Securitizations of ABS interests collateralized by commercial mortgages, commercial loans, and automobile loans are subject to a lower credit risk-retention requirement if the underlying loans meet specified low-risk underwriting standards (qualifying assets). Qualifying assets can be commingled with nonqualifying assets of a similar type to receive up to a 50% reduction in the minimum required risk-retention amount.[12]

Foreign-based securitizations with limited connections to the United States and U.S. investors are excluded from the risk-retention requirements under a safe harbor provision.[13]

There are a variety of specified general exemptions for certain types of securitizations, including exemptions for securitizations of federally insured or guaranteed assets (including healthcare facility mortgage loans, certain federal student loans, ABS interests issued by qualifying public utilities, qualifying seasoned loans [residential mortgage loans and other loans], and ABS interests issued in certain resecuritization transactions).[14]

Certain specified securitizations are subject to modified risk-retention rules, including qualifying asset-backed commercial paper securitizations,[15] commercial mortgage backed securities,[16] and municipal “tender option bonds.”[17]

Observations

Section 15G of the Exchange Act and the Final Rule are intended to address what Congress and many of the federal housing and financial regulators viewed as one of the central weaknesses that became evident during the recent financial crisis. Sponsors of securitizations typically had no risk exposure to the underlying assets of the ABS and, therefore, arguably had decreased incentives to conduct due diligence or otherwise ensure transparency of information about underlying assets for investors in the securitizations. Furthermore, the agencies are of the view that many lenders were incentivized to lower underwriting standards since, once the loans were conveyed in a securitization, the lenders would not be exposed to any underwriting risks.

By requiring securitizers (both sponsors and lenders) to retain some of the credit risk of the underlying ABS assets, Congress and the agencies believe that securitizers would be incentivized to monitor underlying assets, ensure quality, and increase underwriting standards to an acceptable level of risk. The commentary in the Final Rule frequently cites the need to align the incentives of the sponsors of securitizations with those of the investors. However, there are continuing concerns surrounding the effect of the Final Rule on securitizations and general liquidity in the capital markets, particularly for residential mortgage financing.

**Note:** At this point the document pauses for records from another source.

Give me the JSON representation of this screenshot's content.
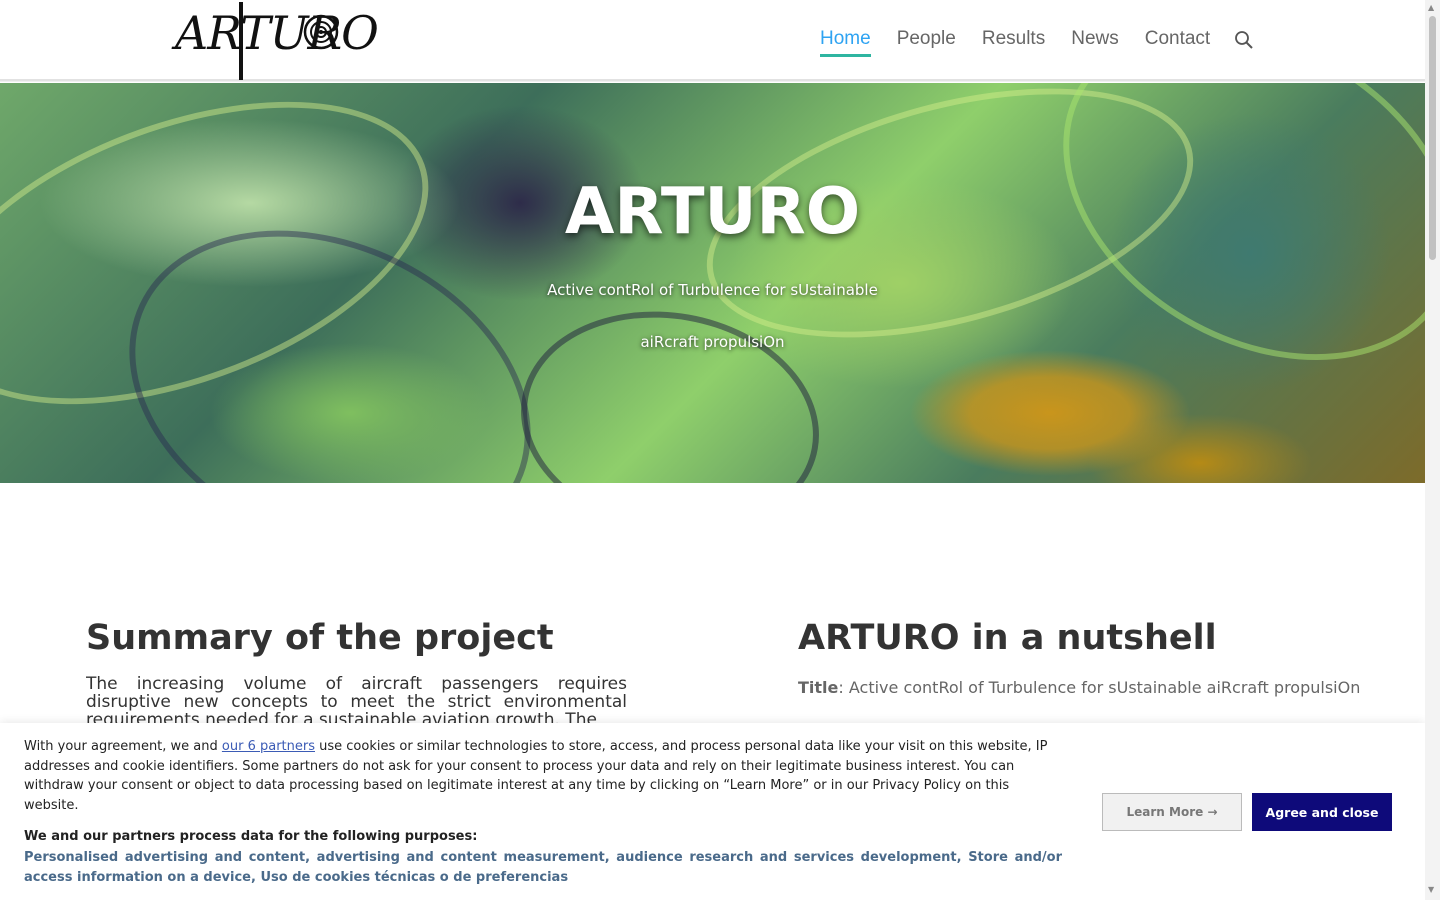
{
  "header": {
    "logo_text": "ARTURO",
    "nav": [
      {
        "label": "Home",
        "active": true
      },
      {
        "label": "People",
        "active": false
      },
      {
        "label": "Results",
        "active": false
      },
      {
        "label": "News",
        "active": false
      },
      {
        "label": "Contact",
        "active": false
      }
    ],
    "search_icon": "search-icon"
  },
  "hero": {
    "title": "ARTURO",
    "subtitle_line1": "Active contRol of Turbulence for sUstainable",
    "subtitle_line2": "aiRcraft propulsiOn"
  },
  "summary": {
    "title": "Summary of the project",
    "text": "The increasing volume of aircraft passengers requires disruptive new concepts to meet the strict environmental requirements needed for a sustainable aviation growth. The"
  },
  "nutshell": {
    "title": "ARTURO in a nutshell",
    "label": "Title",
    "value": ": Active contRol of Turbulence for sUstainable aiRcraft propulsiOn"
  },
  "cookie": {
    "text_before_link": "With your agreement, we and ",
    "link": "our 6 partners",
    "text_after_link": " use cookies or similar technologies to store, access, and process personal data like your visit on this website, IP addresses and cookie identifiers. Some partners do not ask for your consent to process your data and rely on their legitimate business interest. You can withdraw your consent or object to data processing based on legitimate interest at any time by clicking on “Learn More” or in our Privacy Policy on this website.",
    "purposes_title": "We and our partners process data for the following purposes:",
    "purposes": "Personalised advertising and content, advertising and content measurement, audience research and services development, Store and/or access information on a device, Uso de cookies técnicas o de preferencias",
    "learn_more": "Learn More →",
    "agree": "Agree and close"
  },
  "colors": {
    "accent": "#2ea3f2",
    "underline": "#2fb5a1",
    "agree_button": "#0e0a7a"
  }
}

One of the more interesting and controversial aspects of the Final Rule is that it adopts the CFPB’s definition of QM as the definition of QRM. On the one hand, having a unified standard for both mortgage origination and securitization creates less uncertainty in the marketplace and may reduce compliance burdens for financial institutions. Many in the industry advocated for that uniformity. On the other hand, the CFPB does not have rulemaking authority under section 15G, a fact that has troubled some of the agency officials who have been quite vocal about their objections. In addition, the goals and objectives of the CFPB (consumer protection) are different from those of the financial agencies (safety and soundness), which raises the question of whether it makes regulatory sense for definitions of QM and QRM to align given the different goals behind the issuing agencies. In the end, it will be up to the securitization industry to determine if the tradeoff of gaining certainty for having another regulator with influence over securitizations is a beneficial one.

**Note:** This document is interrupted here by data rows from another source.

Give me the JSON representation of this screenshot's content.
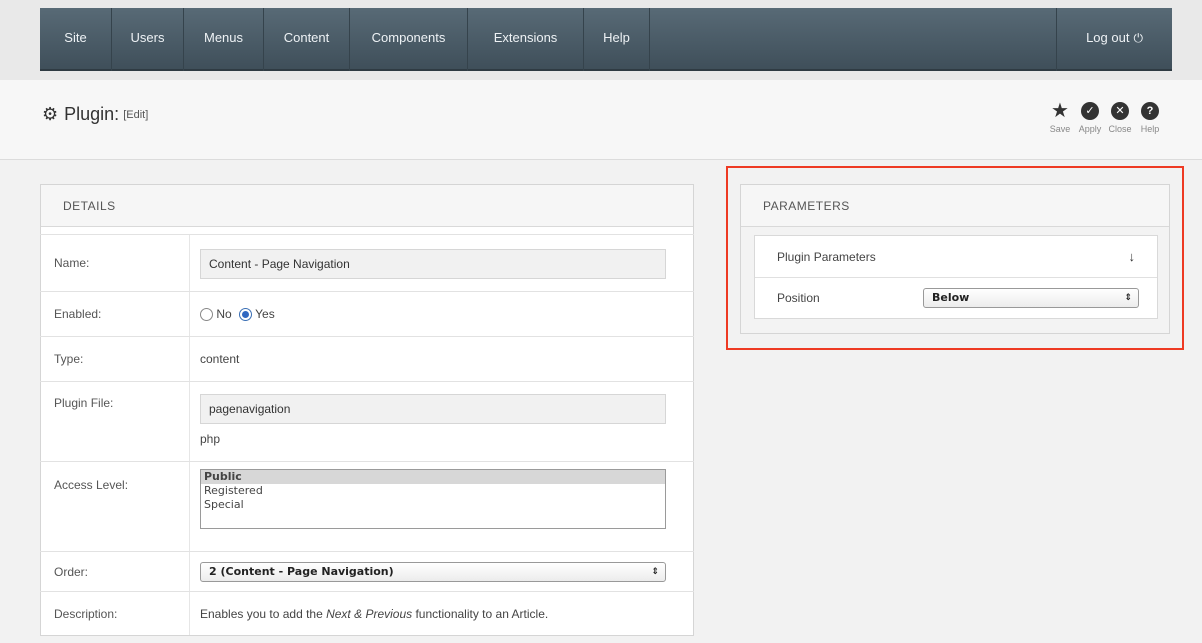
{
  "nav": {
    "items": [
      "Site",
      "Users",
      "Menus",
      "Content",
      "Components",
      "Extensions",
      "Help"
    ],
    "logout": "Log out",
    "logout_icon": "power-icon"
  },
  "header": {
    "title": "Plugin:",
    "subtitle": "[Edit]",
    "icon": "gears-icon"
  },
  "toolbar": {
    "save": "Save",
    "apply": "Apply",
    "close": "Close",
    "help": "Help"
  },
  "details": {
    "heading": "DETAILS",
    "name_label": "Name:",
    "name_value": "Content - Page Navigation",
    "enabled_label": "Enabled:",
    "enabled_no": "No",
    "enabled_yes": "Yes",
    "enabled_selected": "Yes",
    "type_label": "Type:",
    "type_value": "content",
    "file_label": "Plugin File:",
    "file_value": "pagenavigation",
    "file_ext": "php",
    "access_label": "Access Level:",
    "access_options": [
      "Public",
      "Registered",
      "Special"
    ],
    "access_selected": "Public",
    "order_label": "Order:",
    "order_value": "2 (Content - Page Navigation)",
    "description_label": "Description:",
    "description_pre": "Enables you to add the ",
    "description_em": "Next & Previous",
    "description_post": " functionality to an Article."
  },
  "parameters": {
    "heading": "PARAMETERS",
    "group_title": "Plugin Parameters",
    "position_label": "Position",
    "position_value": "Below"
  },
  "colors": {
    "nav_bg": "#4b5b66",
    "highlight": "#ee3a23",
    "radio_checked": "#2f67c1"
  }
}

Overall, the long-term economic effects of the Final Rule are unknown. As the agencies note in the Final Rule, securitizations serve an important role in creating liquidity in capital markets, especially the residential mortgage market. However, the agencies note that it is important to balance the goals of risk retention (better alignment of incentives) with the goals of retaining and increasing market liquidity. It is likely that aspects of the Final Rule will need to be periodically reexamined and adjusted to remain flexible as the economy changes.